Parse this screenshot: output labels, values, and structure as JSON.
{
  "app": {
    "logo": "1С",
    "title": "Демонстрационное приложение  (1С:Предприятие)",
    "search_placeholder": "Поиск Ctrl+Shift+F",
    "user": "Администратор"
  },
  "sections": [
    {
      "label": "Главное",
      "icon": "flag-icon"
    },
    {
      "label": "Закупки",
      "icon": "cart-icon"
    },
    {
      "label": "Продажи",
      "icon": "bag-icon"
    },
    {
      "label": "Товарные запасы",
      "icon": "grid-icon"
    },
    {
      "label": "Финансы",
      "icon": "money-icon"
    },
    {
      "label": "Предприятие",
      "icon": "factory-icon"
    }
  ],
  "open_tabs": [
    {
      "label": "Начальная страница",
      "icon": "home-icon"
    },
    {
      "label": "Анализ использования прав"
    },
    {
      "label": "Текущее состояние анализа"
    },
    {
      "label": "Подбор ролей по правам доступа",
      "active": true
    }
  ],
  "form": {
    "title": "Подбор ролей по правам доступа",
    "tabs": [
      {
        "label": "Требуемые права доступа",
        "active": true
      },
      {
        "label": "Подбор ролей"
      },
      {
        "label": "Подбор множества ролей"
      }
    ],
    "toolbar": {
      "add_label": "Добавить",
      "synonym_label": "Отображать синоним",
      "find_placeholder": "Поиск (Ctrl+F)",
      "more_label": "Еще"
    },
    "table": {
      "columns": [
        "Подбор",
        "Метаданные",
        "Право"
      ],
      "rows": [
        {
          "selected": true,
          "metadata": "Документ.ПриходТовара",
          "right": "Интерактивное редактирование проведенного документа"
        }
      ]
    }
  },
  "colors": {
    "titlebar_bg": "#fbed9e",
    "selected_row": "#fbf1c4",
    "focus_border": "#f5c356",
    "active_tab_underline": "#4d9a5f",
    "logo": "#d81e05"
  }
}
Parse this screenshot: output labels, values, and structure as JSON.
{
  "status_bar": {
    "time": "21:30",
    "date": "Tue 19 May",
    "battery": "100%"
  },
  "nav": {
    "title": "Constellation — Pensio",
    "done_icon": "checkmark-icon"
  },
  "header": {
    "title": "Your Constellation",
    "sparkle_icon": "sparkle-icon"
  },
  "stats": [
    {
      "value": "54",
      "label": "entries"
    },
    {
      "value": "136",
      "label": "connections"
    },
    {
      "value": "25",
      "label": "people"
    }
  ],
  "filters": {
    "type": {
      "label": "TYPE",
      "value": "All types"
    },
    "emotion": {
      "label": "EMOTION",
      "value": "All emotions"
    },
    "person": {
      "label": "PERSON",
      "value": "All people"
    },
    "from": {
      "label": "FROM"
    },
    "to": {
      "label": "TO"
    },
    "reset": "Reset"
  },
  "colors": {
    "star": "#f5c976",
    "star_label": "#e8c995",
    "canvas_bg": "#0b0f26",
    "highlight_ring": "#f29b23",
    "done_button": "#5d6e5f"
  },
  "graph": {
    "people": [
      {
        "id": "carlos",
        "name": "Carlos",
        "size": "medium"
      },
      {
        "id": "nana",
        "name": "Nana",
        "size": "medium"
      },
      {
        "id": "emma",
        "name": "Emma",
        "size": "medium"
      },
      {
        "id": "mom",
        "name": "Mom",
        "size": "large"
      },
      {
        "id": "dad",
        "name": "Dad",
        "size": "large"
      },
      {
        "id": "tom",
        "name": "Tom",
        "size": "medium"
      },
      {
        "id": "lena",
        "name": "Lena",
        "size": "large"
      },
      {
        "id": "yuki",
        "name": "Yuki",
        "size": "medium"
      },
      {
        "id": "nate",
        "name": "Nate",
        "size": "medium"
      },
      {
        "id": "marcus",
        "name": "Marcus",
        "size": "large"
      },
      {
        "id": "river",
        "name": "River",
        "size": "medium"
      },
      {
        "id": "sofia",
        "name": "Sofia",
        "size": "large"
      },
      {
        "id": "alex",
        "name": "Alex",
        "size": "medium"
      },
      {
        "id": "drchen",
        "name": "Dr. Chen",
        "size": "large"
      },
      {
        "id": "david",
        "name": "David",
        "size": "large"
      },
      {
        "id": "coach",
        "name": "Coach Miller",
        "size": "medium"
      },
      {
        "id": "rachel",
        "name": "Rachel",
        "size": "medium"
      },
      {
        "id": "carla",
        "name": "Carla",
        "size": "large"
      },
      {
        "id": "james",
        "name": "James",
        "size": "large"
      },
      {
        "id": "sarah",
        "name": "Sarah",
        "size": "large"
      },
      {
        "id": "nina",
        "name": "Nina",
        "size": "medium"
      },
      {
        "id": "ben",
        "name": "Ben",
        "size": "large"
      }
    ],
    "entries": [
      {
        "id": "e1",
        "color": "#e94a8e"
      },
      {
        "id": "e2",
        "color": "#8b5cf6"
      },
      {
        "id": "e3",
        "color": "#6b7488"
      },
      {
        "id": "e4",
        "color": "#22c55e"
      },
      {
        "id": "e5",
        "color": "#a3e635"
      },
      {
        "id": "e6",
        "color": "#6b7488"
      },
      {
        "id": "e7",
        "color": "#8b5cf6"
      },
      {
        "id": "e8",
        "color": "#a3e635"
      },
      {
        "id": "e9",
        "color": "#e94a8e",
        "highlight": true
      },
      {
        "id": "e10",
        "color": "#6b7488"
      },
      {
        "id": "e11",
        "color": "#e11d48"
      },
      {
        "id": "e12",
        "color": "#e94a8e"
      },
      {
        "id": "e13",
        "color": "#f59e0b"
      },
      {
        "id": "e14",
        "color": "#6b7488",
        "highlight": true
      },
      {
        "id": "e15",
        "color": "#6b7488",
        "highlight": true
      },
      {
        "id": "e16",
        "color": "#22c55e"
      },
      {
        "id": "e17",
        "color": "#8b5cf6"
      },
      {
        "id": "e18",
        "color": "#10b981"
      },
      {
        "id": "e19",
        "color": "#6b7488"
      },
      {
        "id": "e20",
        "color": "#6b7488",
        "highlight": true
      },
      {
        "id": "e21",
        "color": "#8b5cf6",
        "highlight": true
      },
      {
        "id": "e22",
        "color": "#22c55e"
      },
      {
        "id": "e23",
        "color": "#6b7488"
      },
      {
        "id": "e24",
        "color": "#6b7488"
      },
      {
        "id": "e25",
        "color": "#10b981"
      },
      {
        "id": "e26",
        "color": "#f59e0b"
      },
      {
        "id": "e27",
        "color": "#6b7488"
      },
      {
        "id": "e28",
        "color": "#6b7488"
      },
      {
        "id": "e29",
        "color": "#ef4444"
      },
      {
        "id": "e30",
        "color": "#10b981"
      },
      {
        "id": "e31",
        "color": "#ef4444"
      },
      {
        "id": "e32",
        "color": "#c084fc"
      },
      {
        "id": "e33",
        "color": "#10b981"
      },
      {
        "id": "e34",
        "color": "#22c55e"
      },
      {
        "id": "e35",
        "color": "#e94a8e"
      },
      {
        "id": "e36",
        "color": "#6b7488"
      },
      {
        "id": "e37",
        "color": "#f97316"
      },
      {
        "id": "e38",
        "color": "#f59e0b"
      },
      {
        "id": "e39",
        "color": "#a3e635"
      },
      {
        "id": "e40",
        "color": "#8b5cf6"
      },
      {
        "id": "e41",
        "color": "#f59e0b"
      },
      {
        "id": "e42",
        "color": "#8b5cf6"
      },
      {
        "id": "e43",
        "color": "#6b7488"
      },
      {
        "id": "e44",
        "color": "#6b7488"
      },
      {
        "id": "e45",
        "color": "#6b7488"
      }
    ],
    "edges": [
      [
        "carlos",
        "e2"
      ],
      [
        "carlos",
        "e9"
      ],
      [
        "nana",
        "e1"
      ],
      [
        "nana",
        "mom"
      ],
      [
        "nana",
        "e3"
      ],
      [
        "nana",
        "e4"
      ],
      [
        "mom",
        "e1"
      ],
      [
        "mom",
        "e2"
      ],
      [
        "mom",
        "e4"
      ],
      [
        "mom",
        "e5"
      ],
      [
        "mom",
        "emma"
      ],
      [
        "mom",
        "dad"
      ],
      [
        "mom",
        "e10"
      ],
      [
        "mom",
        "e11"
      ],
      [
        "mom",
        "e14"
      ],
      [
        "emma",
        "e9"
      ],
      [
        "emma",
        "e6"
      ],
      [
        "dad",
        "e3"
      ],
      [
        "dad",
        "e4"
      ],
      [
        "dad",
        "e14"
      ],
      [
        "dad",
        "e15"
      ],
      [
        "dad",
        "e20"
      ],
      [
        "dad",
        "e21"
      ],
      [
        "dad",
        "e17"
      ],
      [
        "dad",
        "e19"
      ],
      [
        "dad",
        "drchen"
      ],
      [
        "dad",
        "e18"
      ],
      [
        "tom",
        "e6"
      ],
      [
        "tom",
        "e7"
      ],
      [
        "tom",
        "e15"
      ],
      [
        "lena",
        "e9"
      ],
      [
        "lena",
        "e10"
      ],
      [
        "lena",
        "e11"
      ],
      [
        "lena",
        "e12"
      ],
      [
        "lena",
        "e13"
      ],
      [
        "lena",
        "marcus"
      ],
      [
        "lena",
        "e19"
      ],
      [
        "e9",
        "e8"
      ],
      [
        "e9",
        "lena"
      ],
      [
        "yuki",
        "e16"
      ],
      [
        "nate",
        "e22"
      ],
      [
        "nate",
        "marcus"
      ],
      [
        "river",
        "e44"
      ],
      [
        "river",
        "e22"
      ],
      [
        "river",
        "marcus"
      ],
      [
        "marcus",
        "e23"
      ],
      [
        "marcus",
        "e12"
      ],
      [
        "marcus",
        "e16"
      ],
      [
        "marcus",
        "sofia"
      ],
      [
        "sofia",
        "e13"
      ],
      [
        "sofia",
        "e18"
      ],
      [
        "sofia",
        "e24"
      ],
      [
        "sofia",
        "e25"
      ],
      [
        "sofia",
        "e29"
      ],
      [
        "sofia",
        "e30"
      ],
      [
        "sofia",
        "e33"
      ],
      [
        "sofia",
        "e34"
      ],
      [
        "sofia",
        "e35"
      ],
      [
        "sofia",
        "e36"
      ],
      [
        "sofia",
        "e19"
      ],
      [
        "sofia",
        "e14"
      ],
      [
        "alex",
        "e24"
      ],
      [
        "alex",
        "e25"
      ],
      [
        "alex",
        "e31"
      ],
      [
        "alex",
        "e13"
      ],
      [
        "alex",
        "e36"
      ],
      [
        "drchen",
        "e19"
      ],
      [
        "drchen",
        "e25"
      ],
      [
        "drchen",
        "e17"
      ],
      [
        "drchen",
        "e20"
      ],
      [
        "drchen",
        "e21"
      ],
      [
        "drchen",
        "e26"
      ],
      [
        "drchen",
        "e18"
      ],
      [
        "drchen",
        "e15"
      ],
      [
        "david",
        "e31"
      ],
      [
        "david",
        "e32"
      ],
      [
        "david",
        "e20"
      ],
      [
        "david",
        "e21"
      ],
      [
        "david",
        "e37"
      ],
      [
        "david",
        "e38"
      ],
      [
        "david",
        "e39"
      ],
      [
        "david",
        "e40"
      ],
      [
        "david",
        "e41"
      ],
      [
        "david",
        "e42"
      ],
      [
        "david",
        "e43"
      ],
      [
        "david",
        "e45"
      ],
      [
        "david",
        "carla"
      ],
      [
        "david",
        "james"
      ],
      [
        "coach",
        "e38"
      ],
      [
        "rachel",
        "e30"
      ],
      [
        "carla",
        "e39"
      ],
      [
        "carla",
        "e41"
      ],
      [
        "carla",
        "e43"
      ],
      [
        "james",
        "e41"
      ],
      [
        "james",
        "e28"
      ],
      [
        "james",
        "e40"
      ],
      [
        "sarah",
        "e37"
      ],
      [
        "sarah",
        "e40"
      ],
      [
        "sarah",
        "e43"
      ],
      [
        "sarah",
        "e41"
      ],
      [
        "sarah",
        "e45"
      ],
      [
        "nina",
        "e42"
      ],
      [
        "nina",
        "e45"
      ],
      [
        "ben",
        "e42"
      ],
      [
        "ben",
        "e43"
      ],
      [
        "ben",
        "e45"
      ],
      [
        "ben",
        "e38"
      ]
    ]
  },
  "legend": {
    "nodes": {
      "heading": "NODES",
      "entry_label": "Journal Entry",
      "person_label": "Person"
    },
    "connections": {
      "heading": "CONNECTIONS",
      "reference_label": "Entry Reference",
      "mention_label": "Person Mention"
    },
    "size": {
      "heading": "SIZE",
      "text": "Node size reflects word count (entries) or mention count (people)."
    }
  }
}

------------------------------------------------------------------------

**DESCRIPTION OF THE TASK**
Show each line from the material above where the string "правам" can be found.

**RESULT OF THE TASK**
      "label": "Подбор ролей по правам доступа",
    "title": "Подбор ролей по правам доступа",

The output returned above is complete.